When I started working on Vader’s Little Princess, I wanted to come up with a bit more than a hundred ideas, from which we’d select the favorites to include in the book. Some of these ideas were taking parenting situations and fitting them into a Star Wars scene, and some were characters or bits of dialogue that I wanted to include and just needed to find the right parenting scenario to fit with them. I loved drawing IG-88 in Darth Vader and Son, and wanted to draw him again, as well as seeing if I could figure out a way to include Vader’s “no disintegrations” line. My first idea was Vader using IG-88 to deliver flowers to his daughter. The initial sketch wasn’t quite finished, but I thought I could refine it to make it work better.
Archive for ‘Books and Comics’
Some friendships are forged in a single moment, others from a lifetime of experiences shared. Poets have devoted countless pages to celebrating such friendships, but there is another about which far less has been written. That friendship is forged in chrome.
C-3PO, built by nine-year-old Anakin Skywalker from the scrapped remains of several Cybot Galactica protocol droids, had a marked tendency toward fretting and prissiness. The smaller R2-D2, an Industrial Automaton astromech with an amazing knack for thinking his way out of trouble, had little tolerance for such qualities. And yet, theirs is a friendship that has stood the test of time.
Introduced to each other just before the Battle of Naboo and reacquainted ten years later, R2-D2 and C-3PO went on to share many adventures together. The droids’ circuits recoiled as they watched the Republic transform into the Empire, Anakin Skywalker fall to the dark side, and Padmé Amidala die in child birth. But they also witnessed the birth of a new hope, the Skywalker twins Luke and Leia.
By now most fans are aware that George Lucas has given us permission to adapt his rough draft for The Star Wars, which he wrote in 1974. As of today artist Mike Mayhew has finished pages for the first issue and is starting on issue #2, roughing in the action; colorist Rain Beredo is about half way done on issue #1. I’m in the middle of adapting issue #5 in the eight-issue arc. It’s safe to say we’re all enjoying it. Hats off to Randy Stradley at Dark Horse for finding Mike, and to Mike for recommending Rain.
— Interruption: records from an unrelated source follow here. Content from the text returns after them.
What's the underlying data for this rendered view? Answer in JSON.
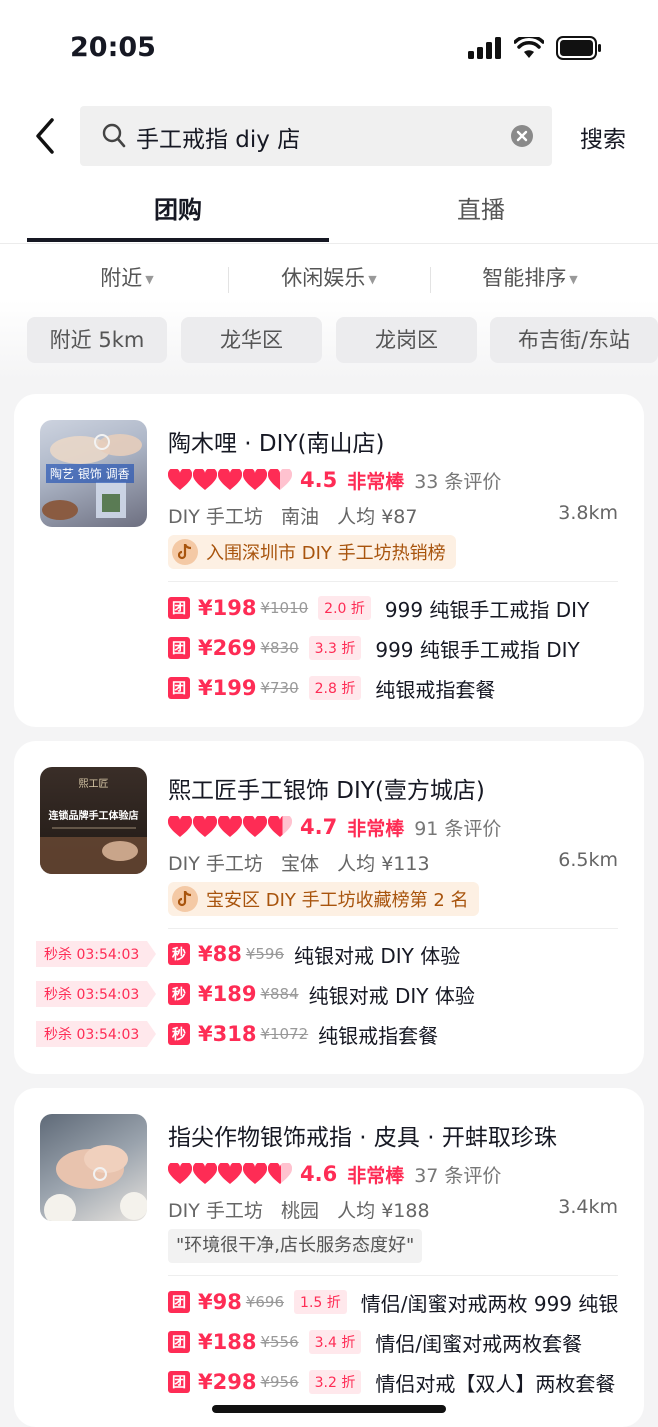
{
  "status_bar": {
    "time": "20:05"
  },
  "search": {
    "query": "手工戒指 diy 店",
    "button": "搜索"
  },
  "tabs": [
    {
      "label": "团购"
    },
    {
      "label": "直播"
    }
  ],
  "filters": [
    {
      "label": "附近"
    },
    {
      "label": "休闲娱乐"
    },
    {
      "label": "智能排序"
    }
  ],
  "chips": [
    {
      "label": "附近 5km"
    },
    {
      "label": "龙华区"
    },
    {
      "label": "龙岗区"
    },
    {
      "label": "布吉街/东站"
    }
  ],
  "shops": [
    {
      "name": "陶木哩 · DIY(南山店)",
      "thumb_text": "陶艺 银饰 调香",
      "score": "4.5",
      "grade": "非常棒",
      "reviews": "33 条评价",
      "category": "DIY 手工坊",
      "area": "南油",
      "avg": "人均 ¥87",
      "distance": "3.8km",
      "badge": "入围深圳市 DIY 手工坊热销榜",
      "deals": [
        {
          "icon": "团",
          "price": "¥198",
          "orig": "¥1010",
          "disc": "2.0 折",
          "title": "999 纯银手工戒指 DIY"
        },
        {
          "icon": "团",
          "price": "¥269",
          "orig": "¥830",
          "disc": "3.3 折",
          "title": "999 纯银手工戒指 DIY"
        },
        {
          "icon": "团",
          "price": "¥199",
          "orig": "¥730",
          "disc": "2.8 折",
          "title": "纯银戒指套餐"
        }
      ]
    },
    {
      "name": "熙工匠手工银饰 DIY(壹方城店)",
      "thumb_text": "连锁品牌手工体验店",
      "thumb_brand": "熙工匠",
      "score": "4.7",
      "grade": "非常棒",
      "reviews": "91 条评价",
      "category": "DIY 手工坊",
      "area": "宝体",
      "avg": "人均 ¥113",
      "distance": "6.5km",
      "badge": "宝安区 DIY 手工坊收藏榜第 2 名",
      "deals": [
        {
          "icon": "秒",
          "flash": "秒杀 03:54:03",
          "price": "¥88",
          "orig": "¥596",
          "title": "纯银对戒 DIY 体验"
        },
        {
          "icon": "秒",
          "flash": "秒杀 03:54:03",
          "price": "¥189",
          "orig": "¥884",
          "title": "纯银对戒 DIY 体验"
        },
        {
          "icon": "秒",
          "flash": "秒杀 03:54:03",
          "price": "¥318",
          "orig": "¥1072",
          "title": "纯银戒指套餐"
        }
      ]
    },
    {
      "name": "指尖作物银饰戒指 · 皮具 · 开蚌取珍珠",
      "score": "4.6",
      "grade": "非常棒",
      "reviews": "37 条评价",
      "category": "DIY 手工坊",
      "area": "桃园",
      "avg": "人均 ¥188",
      "distance": "3.4km",
      "quote": "\"环境很干净,店长服务态度好\"",
      "deals": [
        {
          "icon": "团",
          "price": "¥98",
          "orig": "¥696",
          "disc": "1.5 折",
          "title": "情侣/闺蜜对戒两枚 999 纯银"
        },
        {
          "icon": "团",
          "price": "¥188",
          "orig": "¥556",
          "disc": "3.4 折",
          "title": "情侣/闺蜜对戒两枚套餐"
        },
        {
          "icon": "团",
          "price": "¥298",
          "orig": "¥956",
          "disc": "3.2 折",
          "title": "情侣对戒【双人】两枚套餐"
        }
      ]
    }
  ],
  "colors": {
    "accent": "#fe2c55",
    "badge_text": "#a8540d"
  }
}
What a team!
I think fans are going to enjoy all this — from the most serious fan to the most casual fan, and perhaps the youngest fan — because George told such a cool, accessible story, and because Mike and Rain are doing such fantastic work. I’m pulling my weight, too (or hope I am). It’s fascinating to get into the nuts and bolts of George’s script, to examine closely and interpret, when necessary, fill in a few tiny gaps, and transfer the most visual and exciting aspects to sequential storytelling, panel by panel.
Some of the most popular Star Wars tales in both comics and prose fiction take place in eras or locales far removed from the stories of Episodes I-VI. The most recent example of this kind of story is Dark Horse Comics’ newest installment in the Legacy series, which takes place over 100 years after Return of the Jedi. Although a series like Legacy may not depict characters we’re immediately familiar with, it’s important that it still feel like Star Wars. But what does that mean, exactly?